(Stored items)
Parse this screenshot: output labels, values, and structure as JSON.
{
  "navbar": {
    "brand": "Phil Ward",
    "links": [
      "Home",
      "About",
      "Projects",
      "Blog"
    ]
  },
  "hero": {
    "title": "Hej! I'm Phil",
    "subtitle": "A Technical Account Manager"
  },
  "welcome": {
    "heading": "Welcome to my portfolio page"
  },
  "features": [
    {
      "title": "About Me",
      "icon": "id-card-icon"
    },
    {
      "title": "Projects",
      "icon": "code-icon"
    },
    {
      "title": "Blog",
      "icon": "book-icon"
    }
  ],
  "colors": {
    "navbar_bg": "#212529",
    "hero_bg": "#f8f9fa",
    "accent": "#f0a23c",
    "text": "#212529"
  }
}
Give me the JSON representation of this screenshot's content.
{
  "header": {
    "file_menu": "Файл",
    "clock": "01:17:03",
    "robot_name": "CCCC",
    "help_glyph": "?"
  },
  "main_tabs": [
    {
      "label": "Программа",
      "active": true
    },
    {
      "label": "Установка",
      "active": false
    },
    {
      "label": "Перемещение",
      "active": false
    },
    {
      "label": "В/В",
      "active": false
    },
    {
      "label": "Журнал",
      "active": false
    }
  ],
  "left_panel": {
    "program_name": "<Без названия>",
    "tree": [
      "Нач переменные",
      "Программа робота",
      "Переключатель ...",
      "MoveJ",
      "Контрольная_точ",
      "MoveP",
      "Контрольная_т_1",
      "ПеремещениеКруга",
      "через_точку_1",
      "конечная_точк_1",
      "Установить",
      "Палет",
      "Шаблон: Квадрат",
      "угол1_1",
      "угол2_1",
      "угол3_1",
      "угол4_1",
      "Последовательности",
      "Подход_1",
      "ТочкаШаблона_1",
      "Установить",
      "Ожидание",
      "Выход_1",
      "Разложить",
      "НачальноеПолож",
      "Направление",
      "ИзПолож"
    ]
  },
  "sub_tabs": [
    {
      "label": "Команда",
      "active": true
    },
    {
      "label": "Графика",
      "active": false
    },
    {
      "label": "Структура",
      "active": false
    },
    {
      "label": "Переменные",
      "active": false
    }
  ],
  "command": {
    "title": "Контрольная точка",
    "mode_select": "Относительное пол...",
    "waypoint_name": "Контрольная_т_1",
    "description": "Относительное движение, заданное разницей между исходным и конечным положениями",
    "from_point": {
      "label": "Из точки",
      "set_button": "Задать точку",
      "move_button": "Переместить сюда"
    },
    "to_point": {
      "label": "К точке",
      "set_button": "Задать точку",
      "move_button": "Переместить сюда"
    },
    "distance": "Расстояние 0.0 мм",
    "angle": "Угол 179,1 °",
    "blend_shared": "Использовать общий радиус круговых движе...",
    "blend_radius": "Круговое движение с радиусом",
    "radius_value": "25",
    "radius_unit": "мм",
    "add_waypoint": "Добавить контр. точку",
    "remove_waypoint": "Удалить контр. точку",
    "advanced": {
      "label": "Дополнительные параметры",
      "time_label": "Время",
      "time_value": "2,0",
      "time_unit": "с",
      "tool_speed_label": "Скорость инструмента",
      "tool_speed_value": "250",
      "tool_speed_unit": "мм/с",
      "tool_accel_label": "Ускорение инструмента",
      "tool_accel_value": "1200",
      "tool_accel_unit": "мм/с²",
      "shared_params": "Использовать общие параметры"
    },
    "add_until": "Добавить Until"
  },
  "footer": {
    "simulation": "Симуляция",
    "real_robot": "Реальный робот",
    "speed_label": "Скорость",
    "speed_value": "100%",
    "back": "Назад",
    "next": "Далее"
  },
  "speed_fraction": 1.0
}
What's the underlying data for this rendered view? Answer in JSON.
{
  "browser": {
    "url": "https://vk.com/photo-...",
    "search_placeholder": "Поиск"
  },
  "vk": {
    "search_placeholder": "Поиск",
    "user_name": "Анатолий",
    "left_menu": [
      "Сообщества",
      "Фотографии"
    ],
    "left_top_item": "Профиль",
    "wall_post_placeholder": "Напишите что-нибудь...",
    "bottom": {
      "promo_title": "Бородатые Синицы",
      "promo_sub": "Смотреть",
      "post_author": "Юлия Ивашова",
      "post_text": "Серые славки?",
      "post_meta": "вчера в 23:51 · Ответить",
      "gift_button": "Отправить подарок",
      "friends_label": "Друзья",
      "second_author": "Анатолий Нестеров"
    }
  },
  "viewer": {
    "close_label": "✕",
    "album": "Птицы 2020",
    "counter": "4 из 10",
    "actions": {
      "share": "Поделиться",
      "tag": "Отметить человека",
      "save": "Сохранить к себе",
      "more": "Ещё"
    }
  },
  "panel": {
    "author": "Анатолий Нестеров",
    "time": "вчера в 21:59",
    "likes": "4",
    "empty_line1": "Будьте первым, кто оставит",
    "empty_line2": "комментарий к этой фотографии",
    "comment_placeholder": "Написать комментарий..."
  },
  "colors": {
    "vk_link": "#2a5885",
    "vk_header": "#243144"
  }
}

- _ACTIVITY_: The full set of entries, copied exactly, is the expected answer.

- _RESPONSE TO THE TASK_:
Parse this screenshot: output labels, values, and structure as JSON.
{
  "navbar": {
    "brand": "Phil Ward",
    "links": [
      "Home",
      "About",
      "Projects",
      "Blog"
    ]
  },
  "hero": {
    "title": "Hej! I'm Phil",
    "subtitle": "A Technical Account Manager"
  },
  "welcome": {
    "heading": "Welcome to my portfolio page"
  },
  "features": [
    {
      "title": "About Me",
      "icon": "id-card-icon"
    },
    {
      "title": "Projects",
      "icon": "code-icon"
    },
    {
      "title": "Blog",
      "icon": "book-icon"
    }
  ],
  "colors": {
    "navbar_bg": "#212529",
    "hero_bg": "#f8f9fa",
    "accent": "#f0a23c",
    "text": "#212529"
  }
}
Give me the JSON representation of this screenshot's content.
{
  "header": {
    "file_menu": "Файл",
    "clock": "01:17:03",
    "robot_name": "CCCC",
    "help_glyph": "?"
  },
  "main_tabs": [
    {
      "label": "Программа",
      "active": true
    },
    {
      "label": "Установка",
      "active": false
    },
    {
      "label": "Перемещение",
      "active": false
    },
    {
      "label": "В/В",
      "active": false
    },
    {
      "label": "Журнал",
      "active": false
    }
  ],
  "left_panel": {
    "program_name": "<Без названия>",
    "tree": [
      "Нач переменные",
      "Программа робота",
      "Переключатель ...",
      "MoveJ",
      "Контрольная_точ",
      "MoveP",
      "Контрольная_т_1",
      "ПеремещениеКруга",
      "через_точку_1",
      "конечная_точк_1",
      "Установить",
      "Палет",
      "Шаблон: Квадрат",
      "угол1_1",
      "угол2_1",
      "угол3_1",
      "угол4_1",
      "Последовательности",
      "Подход_1",
      "ТочкаШаблона_1",
      "Установить",
      "Ожидание",
      "Выход_1",
      "Разложить",
      "НачальноеПолож",
      "Направление",
      "ИзПолож"
    ]
  },
  "sub_tabs": [
    {
      "label": "Команда",
      "active": true
    },
    {
      "label": "Графика",
      "active": false
    },
    {
      "label": "Структура",
      "active": false
    },
    {
      "label": "Переменные",
      "active": false
    }
  ],
  "command": {
    "title": "Контрольная точка",
    "mode_select": "Относительное пол...",
    "waypoint_name": "Контрольная_т_1",
    "description": "Относительное движение, заданное разницей между исходным и конечным положениями",
    "from_point": {
      "label": "Из точки",
      "set_button": "Задать точку",
      "move_button": "Переместить сюда"
    },
    "to_point": {
      "label": "К точке",
      "set_button": "Задать точку",
      "move_button": "Переместить сюда"
    },
    "distance": "Расстояние 0.0 мм",
    "angle": "Угол 179,1 °",
    "blend_shared": "Использовать общий радиус круговых движе...",
    "blend_radius": "Круговое движение с радиусом",
    "radius_value": "25",
    "radius_unit": "мм",
    "add_waypoint": "Добавить контр. точку",
    "remove_waypoint": "Удалить контр. точку",
    "advanced": {
      "label": "Дополнительные параметры",
      "time_label": "Время",
      "time_value": "2,0",
      "time_unit": "с",
      "tool_speed_label": "Скорость инструмента",
      "tool_speed_value": "250",
      "tool_speed_unit": "мм/с",
      "tool_accel_label": "Ускорение инструмента",
      "tool_accel_value": "1200",
      "tool_accel_unit": "мм/с²",
      "shared_params": "Использовать общие параметры"
    },
    "add_until": "Добавить Until"
  },
  "footer": {
    "simulation": "Симуляция",
    "real_robot": "Реальный робот",
    "speed_label": "Скорость",
    "speed_value": "100%",
    "back": "Назад",
    "next": "Далее"
  },
  "speed_fraction": 1.0
}
What's the underlying data for this rendered view? Answer in JSON.
{
  "browser": {
    "url": "https://vk.com/photo-...",
    "search_placeholder": "Поиск"
  },
  "vk": {
    "search_placeholder": "Поиск",
    "user_name": "Анатолий",
    "left_menu": [
      "Сообщества",
      "Фотографии"
    ],
    "left_top_item": "Профиль",
    "wall_post_placeholder": "Напишите что-нибудь...",
    "bottom": {
      "promo_title": "Бородатые Синицы",
      "promo_sub": "Смотреть",
      "post_author": "Юлия Ивашова",
      "post_text": "Серые славки?",
      "post_meta": "вчера в 23:51 · Ответить",
      "gift_button": "Отправить подарок",
      "friends_label": "Друзья",
      "second_author": "Анатолий Нестеров"
    }
  },
  "viewer": {
    "close_label": "✕",
    "album": "Птицы 2020",
    "counter": "4 из 10",
    "actions": {
      "share": "Поделиться",
      "tag": "Отметить человека",
      "save": "Сохранить к себе",
      "more": "Ещё"
    }
  },
  "panel": {
    "author": "Анатолий Нестеров",
    "time": "вчера в 21:59",
    "likes": "4",
    "empty_line1": "Будьте первым, кто оставит",
    "empty_line2": "комментарий к этой фотографии",
    "comment_placeholder": "Написать комментарий..."
  },
  "colors": {
    "vk_link": "#2a5885",
    "vk_header": "#243144"
  }
}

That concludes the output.